The axillary brachial plexus block with dexamethasone (ADEXA) study was a double-blind, randomized, placebo-controlled study of 98 patients scheduled for hand or forearm surgery. Patients were randomized to receive an IV bolus of either 8 mg/2 mL of dexamethasone or 2 mL of saline (control group) at the time of axillary plexus block placement. The syringe with either dexamethasone or saline was prepared by an independent staff member; thus, its content was blinded to both the investigator and patient. For the axillary plexus block, 0.125 mL/kg of 0.475% ropivacaine was injected under ultrasound guidance (to a maximum of 40 mL). No additional intraoperative analgesic was used.
A total of 100 patients were initially enrolled, resulting in 50 patients randomized to each study group. However, 2 patients in the dexamethasone group were excluded from the final analysis because of either consent withdrawal or lack of study drug availability. The primary outcome was the time of first analgesic administered after axillary plexus block. Secondary outcomes included motor and sensory block duration, use of postoperative analgesics during the initial 48-hour postoperative period, and block-related complications.

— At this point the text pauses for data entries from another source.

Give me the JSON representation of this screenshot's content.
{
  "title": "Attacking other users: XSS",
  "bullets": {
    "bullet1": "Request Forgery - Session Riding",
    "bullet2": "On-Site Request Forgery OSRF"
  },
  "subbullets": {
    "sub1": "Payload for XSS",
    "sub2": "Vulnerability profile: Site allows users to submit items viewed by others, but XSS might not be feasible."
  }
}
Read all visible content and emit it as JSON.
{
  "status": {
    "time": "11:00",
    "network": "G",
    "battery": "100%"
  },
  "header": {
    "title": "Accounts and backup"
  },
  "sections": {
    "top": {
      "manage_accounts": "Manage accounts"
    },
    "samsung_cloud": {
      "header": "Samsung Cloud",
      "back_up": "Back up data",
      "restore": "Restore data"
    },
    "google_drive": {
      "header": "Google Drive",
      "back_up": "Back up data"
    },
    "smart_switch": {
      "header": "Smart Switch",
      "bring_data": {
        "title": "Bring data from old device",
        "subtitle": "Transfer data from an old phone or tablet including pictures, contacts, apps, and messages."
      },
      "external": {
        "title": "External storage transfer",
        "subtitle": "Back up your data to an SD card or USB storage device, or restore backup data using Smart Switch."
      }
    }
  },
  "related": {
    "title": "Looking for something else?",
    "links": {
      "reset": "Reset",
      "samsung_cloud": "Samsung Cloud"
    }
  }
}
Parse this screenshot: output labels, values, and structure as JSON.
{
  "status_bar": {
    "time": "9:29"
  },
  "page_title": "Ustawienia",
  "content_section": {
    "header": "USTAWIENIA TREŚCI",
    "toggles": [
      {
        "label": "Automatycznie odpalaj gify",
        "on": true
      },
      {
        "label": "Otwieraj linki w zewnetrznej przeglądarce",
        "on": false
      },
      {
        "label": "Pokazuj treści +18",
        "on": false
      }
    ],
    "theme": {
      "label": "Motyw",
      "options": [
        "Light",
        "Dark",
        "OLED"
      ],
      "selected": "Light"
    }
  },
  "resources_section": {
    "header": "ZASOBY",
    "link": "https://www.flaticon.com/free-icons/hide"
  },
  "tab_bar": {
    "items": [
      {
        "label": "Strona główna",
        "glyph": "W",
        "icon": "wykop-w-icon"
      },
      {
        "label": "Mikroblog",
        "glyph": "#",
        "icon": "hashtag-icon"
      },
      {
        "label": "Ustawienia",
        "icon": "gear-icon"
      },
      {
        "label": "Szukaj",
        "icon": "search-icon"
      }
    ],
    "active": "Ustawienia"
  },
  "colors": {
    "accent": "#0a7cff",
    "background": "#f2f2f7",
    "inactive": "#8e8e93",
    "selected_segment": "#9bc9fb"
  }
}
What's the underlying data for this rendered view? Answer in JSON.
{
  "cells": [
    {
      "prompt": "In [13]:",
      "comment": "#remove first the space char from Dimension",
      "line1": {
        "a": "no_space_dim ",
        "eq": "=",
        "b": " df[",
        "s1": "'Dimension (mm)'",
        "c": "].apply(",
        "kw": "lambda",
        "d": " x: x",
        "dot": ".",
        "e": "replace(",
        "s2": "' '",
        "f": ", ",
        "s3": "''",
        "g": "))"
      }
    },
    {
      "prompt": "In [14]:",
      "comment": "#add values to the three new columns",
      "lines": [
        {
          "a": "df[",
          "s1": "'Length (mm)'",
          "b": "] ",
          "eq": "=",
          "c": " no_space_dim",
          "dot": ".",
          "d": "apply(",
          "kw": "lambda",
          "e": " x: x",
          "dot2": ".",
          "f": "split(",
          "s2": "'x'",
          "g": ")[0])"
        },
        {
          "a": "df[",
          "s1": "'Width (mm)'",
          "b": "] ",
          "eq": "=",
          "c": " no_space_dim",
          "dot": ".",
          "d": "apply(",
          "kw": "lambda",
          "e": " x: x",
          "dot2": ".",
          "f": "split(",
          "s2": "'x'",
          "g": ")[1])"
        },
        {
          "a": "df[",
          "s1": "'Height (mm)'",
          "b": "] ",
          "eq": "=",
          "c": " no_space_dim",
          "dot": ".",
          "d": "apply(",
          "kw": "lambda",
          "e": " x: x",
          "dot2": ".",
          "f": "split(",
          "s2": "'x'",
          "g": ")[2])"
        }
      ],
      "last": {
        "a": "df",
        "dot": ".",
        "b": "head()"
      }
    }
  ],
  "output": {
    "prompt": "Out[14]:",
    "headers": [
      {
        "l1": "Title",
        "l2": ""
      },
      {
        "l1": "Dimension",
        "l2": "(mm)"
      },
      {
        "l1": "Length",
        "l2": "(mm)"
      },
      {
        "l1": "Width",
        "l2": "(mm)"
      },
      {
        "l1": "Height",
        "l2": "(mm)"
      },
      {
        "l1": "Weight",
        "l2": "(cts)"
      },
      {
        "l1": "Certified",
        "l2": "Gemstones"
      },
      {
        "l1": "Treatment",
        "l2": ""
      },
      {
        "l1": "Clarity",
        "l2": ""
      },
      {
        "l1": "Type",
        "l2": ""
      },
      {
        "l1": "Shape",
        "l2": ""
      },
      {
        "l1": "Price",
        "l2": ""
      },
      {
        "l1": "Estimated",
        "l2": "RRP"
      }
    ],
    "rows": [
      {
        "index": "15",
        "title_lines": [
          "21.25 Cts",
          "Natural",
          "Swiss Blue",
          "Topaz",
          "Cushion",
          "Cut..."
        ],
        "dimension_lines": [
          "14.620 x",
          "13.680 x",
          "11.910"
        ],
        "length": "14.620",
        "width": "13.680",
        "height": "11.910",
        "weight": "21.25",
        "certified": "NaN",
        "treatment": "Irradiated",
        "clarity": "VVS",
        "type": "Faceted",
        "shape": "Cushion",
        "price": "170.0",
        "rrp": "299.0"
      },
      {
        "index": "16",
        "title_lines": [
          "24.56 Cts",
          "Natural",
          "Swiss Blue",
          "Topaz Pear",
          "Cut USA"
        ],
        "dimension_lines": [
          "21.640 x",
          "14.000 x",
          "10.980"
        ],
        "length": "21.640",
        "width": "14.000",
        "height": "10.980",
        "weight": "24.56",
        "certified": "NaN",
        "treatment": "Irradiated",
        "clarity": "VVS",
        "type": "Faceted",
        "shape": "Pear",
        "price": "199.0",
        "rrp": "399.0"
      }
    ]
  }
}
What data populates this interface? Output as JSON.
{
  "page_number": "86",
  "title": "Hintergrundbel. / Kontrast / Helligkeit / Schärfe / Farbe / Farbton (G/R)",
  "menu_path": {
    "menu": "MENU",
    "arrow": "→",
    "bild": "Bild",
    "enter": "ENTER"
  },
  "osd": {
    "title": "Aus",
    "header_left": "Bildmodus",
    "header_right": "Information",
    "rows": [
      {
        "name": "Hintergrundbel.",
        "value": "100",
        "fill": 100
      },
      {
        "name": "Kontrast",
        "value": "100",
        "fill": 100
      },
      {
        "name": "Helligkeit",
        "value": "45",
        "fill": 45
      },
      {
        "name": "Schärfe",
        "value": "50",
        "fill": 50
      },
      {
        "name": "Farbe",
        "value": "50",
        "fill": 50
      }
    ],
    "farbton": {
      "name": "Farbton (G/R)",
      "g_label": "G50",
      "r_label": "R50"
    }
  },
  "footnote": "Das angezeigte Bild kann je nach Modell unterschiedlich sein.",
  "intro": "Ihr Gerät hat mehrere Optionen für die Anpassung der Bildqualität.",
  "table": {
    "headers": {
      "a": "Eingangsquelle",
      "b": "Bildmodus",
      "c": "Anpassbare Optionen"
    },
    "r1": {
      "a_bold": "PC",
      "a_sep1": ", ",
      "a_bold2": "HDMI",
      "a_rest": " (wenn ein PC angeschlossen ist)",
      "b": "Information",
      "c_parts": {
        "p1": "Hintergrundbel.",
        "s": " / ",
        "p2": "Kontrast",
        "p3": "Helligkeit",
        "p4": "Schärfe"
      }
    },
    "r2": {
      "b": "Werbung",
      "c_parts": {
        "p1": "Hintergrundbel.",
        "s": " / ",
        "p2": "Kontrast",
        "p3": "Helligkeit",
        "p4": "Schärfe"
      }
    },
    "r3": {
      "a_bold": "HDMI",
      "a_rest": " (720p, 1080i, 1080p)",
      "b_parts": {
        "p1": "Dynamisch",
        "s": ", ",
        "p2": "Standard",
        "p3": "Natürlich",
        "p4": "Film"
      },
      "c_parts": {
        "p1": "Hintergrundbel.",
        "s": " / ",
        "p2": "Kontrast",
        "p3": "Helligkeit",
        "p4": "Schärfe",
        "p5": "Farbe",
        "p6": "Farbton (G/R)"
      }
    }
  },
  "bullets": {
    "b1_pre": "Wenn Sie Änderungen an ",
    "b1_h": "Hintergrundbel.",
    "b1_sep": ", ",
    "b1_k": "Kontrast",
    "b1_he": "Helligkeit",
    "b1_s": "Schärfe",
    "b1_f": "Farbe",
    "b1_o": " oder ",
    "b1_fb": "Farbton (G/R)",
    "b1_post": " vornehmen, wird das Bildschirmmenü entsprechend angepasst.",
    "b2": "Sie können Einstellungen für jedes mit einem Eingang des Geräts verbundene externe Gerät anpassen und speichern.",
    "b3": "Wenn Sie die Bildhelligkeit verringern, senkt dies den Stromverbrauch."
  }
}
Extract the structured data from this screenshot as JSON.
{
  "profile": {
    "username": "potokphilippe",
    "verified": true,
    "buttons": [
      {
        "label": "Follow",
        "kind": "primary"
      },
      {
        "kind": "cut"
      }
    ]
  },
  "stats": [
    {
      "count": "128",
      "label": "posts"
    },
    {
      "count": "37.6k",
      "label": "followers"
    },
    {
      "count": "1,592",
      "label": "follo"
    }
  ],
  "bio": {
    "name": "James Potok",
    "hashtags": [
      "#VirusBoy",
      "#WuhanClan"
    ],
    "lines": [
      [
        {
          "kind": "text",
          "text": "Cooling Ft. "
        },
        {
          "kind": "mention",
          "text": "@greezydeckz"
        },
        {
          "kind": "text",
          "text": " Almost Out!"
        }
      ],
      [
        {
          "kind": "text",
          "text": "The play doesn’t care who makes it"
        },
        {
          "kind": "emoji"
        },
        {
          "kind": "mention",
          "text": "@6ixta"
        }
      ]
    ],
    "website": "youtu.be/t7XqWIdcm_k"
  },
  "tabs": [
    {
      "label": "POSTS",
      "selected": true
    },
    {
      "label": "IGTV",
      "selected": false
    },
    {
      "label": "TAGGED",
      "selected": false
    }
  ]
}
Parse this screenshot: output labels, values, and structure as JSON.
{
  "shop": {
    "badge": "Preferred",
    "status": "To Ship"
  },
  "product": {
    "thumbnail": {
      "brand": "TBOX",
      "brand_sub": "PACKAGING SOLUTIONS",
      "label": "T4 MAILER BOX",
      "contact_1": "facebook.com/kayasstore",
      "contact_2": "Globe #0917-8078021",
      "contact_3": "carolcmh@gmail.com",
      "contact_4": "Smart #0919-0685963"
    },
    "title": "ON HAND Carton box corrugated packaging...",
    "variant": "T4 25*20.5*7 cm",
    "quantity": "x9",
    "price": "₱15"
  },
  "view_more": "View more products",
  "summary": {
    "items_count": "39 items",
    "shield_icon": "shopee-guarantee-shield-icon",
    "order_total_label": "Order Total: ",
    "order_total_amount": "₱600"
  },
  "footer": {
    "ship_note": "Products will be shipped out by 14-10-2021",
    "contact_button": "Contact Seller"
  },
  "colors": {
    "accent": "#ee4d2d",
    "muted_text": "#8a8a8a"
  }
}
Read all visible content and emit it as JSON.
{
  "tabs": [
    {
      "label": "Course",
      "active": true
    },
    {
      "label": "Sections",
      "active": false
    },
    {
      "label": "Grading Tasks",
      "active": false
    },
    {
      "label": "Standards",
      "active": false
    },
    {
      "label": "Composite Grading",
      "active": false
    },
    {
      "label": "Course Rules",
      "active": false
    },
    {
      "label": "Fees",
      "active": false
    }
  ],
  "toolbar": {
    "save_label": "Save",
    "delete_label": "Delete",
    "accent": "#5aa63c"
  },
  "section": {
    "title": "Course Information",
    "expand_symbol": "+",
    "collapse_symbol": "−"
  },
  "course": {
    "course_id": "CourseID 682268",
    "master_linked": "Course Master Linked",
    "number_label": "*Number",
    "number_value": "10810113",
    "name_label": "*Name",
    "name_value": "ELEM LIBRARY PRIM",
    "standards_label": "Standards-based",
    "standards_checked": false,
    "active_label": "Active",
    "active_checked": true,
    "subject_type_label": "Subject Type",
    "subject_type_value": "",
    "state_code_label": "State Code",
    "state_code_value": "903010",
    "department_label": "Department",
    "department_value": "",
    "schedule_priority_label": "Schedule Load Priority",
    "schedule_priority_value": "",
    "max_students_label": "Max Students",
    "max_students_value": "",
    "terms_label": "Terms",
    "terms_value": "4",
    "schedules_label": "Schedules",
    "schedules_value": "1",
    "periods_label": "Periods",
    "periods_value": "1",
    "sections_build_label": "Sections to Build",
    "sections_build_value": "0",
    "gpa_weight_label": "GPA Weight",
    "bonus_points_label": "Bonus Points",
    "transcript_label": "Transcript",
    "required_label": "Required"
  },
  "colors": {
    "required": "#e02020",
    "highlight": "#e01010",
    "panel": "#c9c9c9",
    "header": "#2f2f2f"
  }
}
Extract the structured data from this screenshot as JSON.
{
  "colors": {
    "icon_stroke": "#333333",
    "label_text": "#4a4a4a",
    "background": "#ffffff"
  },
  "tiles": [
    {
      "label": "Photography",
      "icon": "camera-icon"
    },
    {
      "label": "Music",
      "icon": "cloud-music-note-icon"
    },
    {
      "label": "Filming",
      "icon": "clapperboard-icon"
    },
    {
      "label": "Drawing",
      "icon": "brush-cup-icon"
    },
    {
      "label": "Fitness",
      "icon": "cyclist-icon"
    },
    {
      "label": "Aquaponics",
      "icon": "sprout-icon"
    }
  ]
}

A total of 6 patients (12.5%) in the dexamethasone group and 2 patients (4%) in the control group required no additional analgesic dose in the first 48 hours postoperatively. Of the remaining patients, the time to first analgesic intake after axillary plexus block was longer in the dexamethasone group than in the control group (20.9 vs 14.7 hours, respectively). Times to motor and sensory recovery were also longer in the dexamethasone group compared with those in the control group. Fewer patients in the dexamethasone group required analgesic drugs (acetaminophen, ketoprofen, or tramadol) in the first 48 hours postoperatively compared with those in the control group. Blood glucose levels 2 hours after axillary plexus block were higher in the dexamethasone group, although the difference between groups was unlikely to be clinically important.
In summary, the addition of IV dexamethasone to an axillary plexus block significantly prolongs block duration and therefore reduces postoperative analgesic use. Further studies are necessary to delineate weight-based dosing of dexamethasone, as well as to evaluate the impact of using lower doses of local anesthetic agents.
1. Clement JC, Besch G, Puyraveau M, et al. Clinical effectiveness of single dose of intravenous dexamethasone on the duration of ropivacaine axillary brachial plexus block: the randomized placebo-controlled ADEXA trial. Reg Anesth Pain Med. 2019;44(3):370-374. doi: 10.1136/rapm-2018-100035.